Among these entries, count the lines containing the word "merchant" and answer with only the number.

== Segment start ==

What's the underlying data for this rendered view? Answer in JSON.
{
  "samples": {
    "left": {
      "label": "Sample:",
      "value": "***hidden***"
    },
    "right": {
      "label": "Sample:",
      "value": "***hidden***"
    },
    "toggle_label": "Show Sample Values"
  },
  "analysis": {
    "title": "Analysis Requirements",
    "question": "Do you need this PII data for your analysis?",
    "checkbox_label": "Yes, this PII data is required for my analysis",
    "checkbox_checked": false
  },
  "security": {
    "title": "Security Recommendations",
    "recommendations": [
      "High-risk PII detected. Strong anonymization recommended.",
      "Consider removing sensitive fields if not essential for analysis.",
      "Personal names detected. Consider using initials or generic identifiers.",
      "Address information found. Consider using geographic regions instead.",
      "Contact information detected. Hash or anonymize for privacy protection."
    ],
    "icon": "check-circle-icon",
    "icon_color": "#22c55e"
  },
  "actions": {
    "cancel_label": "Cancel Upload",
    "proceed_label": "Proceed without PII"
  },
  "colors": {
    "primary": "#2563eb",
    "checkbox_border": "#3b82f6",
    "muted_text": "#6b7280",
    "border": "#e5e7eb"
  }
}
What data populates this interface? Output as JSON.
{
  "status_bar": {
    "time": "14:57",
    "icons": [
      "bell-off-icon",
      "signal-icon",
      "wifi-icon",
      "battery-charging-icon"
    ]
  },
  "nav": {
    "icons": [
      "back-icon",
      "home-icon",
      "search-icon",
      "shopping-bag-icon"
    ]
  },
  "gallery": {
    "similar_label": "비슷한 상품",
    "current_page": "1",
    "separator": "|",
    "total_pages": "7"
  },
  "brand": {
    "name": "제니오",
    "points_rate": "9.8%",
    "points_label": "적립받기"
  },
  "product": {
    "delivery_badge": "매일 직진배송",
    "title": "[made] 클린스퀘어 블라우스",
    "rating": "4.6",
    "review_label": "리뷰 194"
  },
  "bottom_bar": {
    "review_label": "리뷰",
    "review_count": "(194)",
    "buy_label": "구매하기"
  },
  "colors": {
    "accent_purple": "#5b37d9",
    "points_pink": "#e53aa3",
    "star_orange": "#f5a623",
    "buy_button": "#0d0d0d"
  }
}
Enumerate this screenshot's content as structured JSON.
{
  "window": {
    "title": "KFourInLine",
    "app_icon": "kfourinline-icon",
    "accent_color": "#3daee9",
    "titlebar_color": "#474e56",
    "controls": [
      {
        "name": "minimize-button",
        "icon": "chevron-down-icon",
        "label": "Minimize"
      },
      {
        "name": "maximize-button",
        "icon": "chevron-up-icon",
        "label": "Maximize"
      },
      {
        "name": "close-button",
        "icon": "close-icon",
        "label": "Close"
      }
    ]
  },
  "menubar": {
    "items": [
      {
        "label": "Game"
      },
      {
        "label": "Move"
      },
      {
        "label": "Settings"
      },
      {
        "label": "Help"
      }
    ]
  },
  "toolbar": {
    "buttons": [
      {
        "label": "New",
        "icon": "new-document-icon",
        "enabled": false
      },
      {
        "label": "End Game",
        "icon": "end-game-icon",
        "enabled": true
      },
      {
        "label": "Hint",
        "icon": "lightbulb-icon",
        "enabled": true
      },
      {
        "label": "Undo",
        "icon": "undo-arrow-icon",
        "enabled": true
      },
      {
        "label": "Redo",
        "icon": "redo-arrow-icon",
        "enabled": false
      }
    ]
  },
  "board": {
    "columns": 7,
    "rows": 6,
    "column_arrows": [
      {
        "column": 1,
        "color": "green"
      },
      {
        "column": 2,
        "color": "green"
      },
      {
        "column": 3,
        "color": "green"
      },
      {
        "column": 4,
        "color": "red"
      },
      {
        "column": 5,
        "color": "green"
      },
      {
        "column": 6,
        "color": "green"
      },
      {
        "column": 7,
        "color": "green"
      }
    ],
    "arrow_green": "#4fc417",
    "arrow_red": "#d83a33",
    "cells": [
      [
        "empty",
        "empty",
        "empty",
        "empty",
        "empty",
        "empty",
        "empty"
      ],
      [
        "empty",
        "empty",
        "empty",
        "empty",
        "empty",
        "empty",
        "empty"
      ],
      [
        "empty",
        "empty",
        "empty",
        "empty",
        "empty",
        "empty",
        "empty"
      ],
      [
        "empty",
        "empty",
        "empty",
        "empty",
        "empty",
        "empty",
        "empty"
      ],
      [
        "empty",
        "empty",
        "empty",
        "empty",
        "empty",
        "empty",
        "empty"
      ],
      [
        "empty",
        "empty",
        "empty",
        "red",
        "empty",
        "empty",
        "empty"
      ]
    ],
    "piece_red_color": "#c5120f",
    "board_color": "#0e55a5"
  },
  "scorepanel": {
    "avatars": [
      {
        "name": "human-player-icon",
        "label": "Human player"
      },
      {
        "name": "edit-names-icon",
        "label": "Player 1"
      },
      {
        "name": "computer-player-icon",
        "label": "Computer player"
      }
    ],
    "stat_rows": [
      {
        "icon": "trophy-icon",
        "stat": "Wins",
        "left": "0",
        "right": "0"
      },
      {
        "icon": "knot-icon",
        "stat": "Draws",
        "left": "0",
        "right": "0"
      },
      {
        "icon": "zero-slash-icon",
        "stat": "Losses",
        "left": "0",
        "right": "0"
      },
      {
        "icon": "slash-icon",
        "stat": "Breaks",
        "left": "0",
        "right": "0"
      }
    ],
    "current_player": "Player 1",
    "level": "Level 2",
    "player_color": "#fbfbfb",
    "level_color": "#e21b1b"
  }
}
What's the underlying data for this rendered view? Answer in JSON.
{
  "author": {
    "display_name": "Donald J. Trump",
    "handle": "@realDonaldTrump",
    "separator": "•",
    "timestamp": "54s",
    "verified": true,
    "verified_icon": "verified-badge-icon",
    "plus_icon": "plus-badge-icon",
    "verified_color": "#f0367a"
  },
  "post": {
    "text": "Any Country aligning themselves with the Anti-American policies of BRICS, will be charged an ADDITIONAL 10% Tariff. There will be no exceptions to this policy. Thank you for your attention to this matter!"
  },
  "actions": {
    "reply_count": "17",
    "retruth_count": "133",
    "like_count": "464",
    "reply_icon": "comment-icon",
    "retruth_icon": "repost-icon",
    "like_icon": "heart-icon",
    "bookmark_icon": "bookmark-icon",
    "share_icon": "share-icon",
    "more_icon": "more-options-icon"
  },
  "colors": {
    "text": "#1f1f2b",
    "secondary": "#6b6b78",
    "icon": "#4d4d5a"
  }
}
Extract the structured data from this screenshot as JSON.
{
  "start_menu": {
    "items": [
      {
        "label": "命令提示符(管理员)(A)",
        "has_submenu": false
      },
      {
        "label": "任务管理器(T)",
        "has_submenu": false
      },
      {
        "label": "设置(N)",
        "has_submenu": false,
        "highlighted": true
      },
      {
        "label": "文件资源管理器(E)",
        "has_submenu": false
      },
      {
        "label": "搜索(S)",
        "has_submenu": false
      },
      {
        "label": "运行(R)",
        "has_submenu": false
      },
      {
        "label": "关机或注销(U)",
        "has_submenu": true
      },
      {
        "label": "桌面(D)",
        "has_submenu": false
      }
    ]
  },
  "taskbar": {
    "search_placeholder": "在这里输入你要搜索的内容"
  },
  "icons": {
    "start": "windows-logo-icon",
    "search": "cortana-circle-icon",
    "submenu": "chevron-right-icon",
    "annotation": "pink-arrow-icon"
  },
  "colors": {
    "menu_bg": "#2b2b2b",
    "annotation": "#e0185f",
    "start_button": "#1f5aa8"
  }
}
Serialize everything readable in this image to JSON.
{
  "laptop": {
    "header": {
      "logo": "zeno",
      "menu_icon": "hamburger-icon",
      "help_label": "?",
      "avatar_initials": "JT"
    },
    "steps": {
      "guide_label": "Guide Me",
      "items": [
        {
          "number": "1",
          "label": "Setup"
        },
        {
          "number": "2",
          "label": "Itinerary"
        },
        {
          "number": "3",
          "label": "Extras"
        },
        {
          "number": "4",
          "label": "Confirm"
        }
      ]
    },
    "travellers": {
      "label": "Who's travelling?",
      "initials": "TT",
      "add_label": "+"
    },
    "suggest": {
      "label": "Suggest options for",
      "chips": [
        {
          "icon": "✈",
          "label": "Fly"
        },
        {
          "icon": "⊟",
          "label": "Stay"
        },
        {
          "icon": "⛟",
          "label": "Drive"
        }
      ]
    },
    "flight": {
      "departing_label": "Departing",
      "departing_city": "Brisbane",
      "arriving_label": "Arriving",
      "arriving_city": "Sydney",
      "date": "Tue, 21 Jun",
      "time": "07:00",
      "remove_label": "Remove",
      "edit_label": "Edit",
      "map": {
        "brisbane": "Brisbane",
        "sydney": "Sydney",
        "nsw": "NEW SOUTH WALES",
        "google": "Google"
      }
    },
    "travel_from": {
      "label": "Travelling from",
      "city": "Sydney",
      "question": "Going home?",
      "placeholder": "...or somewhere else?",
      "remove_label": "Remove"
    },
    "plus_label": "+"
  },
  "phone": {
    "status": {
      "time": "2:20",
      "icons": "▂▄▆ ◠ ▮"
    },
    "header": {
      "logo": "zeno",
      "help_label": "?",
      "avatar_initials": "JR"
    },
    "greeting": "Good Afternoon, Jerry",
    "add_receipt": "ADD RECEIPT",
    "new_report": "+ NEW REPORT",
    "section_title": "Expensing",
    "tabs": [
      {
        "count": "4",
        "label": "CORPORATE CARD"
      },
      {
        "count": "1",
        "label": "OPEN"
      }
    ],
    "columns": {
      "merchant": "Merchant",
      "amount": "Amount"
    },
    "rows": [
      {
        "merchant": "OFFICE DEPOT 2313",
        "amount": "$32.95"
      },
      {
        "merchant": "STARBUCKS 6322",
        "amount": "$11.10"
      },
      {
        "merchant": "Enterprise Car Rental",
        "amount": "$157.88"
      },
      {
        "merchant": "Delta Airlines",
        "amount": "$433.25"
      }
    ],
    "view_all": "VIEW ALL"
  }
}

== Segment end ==

§ **Task result**
5